If you’re a mother of boys, there is one conversation that inevitably comes up along your journey as a parent. It’s a conversation that you won’t be prepared for, and when it first takes place, you will probably react to with shock.
It’s a conversation about your son’s future wife.
As you gaze at that soft downy head of your newborn, you might be surprised that such a long off prospect could be something that crops up in conversations so soon. I mean, surely you need to discuss toilet training and whether the tooth fairy brings a gold coin or a folded note first?
But nope, somewhere along the way, especially if you have multiple boys, you will encounter this phrase:
“A son is a son until he takes a wife; a daughter is a daughter all of her life.”
(That and “Oh, you must have your hands full” THAT phrase crops up a lot too.)
It’s a silly, overused cliché that makes massive assumptions (and surely undermines the intelligence of men.) But the truth is when this stereotype is relayed, it can make your skin crawl. It can make you look at the grown men you know, your husband, your brothers, your cousins and wonder could it happen?
No, surely not my boys. They wouldn’t do that to their Mama.
But would they? You see husbands who do. Brothers who do.
The idea that you will “lose” your son to a future partner is difficult for a new mum to get to grips with.
You watch your boys depend on you, adore you, seek you out when they get hurt, concerned or anxious. You are their world. But then many women look they way their husband's relationship with his own mother changed and they can see that perhaps there is a kernel of truth in this uncomfortable cliche.
In the book What Do You Want from Me? Terri Apter, a psychologist at Cambridge University, examined 20 years of research and found that the relationship between female in-laws is tenser than the one between a man and his wife's mother, contrary to the popular stereotype.
She found that on the part of the mothers there was a sense of being frozen out of the relationship when their sons married and a sense of constant disapproval or intrusion.
Two-thirds of women said they felt their mother-in-law was jealous of their relationships with the sons, while two-thirds of mother-in-laws said they felt excluded by their sons' wives.
Looks like neither party wins.
Apter found that child rearing was one of the most constant and stressful sources of conflict between daughter-in-laws and mother-in-laws.
"If I don't see my grand kids as much as I want, if I don't think they're being cared for properly, if I don't think they're being raised in a way that is consistent with my beliefs of a good life," then trouble can ensue Apter told Time Magazine.
"Each family has its own set of norms that usually fade into the background of their lives but tend to come to the foreground when two families merge."
Deborah M. Merrill, associate professor of sociology at Clark University also explored the mother son relationship after marriage. She wrote:
“Marriage appears to have a greater impact on mother-son relationships than on mother-daughter relationships. That is, marriage is greedier toward men than women with respect to inter-generational relationships,” Merrill writes. “Despite the increased importance of work in women’s lives, men’s masculinity is even more deeply tied to their role as provider as well as their work identity. In contrast, relational ties remain more important to women.
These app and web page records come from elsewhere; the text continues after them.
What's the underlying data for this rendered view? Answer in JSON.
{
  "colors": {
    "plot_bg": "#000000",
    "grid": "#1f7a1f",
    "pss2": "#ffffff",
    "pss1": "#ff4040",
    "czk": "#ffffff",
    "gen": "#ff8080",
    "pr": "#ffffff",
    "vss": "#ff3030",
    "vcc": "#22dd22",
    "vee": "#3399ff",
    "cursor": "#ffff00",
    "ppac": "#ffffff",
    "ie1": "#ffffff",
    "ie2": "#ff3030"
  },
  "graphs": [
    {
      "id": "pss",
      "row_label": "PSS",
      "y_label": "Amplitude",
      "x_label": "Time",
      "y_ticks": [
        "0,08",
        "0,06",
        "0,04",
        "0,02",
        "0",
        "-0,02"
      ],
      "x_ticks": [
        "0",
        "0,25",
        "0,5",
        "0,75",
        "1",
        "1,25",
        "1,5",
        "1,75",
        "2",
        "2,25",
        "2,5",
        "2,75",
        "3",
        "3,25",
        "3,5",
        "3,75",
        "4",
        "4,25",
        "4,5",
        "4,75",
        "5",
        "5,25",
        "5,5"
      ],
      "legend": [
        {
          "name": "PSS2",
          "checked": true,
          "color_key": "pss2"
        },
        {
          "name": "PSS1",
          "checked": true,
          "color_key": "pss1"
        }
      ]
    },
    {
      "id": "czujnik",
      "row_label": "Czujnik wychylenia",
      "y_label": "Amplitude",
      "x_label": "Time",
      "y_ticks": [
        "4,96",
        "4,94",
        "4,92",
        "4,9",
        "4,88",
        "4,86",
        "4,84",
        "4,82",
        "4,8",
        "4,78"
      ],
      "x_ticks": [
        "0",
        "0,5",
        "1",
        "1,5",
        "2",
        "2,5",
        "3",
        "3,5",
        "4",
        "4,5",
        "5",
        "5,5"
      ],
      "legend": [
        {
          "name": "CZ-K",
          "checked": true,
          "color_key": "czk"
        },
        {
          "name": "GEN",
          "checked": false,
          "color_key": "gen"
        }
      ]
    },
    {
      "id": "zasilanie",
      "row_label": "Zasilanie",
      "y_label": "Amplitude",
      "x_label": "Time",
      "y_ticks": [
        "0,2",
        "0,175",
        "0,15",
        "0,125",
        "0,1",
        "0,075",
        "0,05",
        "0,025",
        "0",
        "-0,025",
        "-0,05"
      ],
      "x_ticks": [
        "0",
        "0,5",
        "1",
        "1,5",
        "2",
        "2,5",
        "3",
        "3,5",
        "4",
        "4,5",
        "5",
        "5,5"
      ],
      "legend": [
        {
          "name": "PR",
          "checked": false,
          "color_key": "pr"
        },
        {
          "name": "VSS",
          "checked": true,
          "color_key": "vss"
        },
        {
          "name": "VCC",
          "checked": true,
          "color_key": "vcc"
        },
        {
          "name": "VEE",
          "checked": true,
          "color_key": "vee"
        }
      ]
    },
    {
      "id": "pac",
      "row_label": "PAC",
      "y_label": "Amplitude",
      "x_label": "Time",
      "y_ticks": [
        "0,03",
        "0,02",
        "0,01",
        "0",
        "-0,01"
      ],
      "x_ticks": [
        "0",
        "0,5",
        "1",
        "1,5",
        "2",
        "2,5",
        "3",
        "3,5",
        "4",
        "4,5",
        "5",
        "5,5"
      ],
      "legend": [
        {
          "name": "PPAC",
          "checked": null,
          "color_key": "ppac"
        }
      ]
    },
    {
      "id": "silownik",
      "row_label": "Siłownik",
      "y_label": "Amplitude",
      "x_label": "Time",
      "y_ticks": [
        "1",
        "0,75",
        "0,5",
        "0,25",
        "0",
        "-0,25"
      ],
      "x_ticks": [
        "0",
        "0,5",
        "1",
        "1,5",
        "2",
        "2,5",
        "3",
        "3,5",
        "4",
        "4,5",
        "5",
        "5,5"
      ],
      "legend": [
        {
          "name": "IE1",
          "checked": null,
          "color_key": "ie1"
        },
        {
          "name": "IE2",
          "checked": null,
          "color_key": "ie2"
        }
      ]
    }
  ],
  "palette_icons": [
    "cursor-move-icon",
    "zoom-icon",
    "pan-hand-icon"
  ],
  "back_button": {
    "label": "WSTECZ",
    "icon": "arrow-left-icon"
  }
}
Men’s relationships with parents will continue to take a back seat to the extent that their roles remain focused on provision for the nuclear family and work.”
WATCH these adorable twin boys chat to each other in a language only they can understand. Post continues after video..
The fact is that not all things are black and white, not all men emotionally move away from their mothers after marriage, not all daughters stay in touch.
To worry about this when your children are young is really simply a waste of energy.
Not all lives are so easily defined. What we need to remember is that it is not that you won’t be important to your son when he married, but that your importance won’t remain at the top of the rung. We need to remember that its not because he loves you less but that he loves others who need him more, others who make him happy.
And that’s okay isn’t it?
That’s what we all really want for our children. For them to be happy.
Are you a mother of boys have you given thought to this cliche?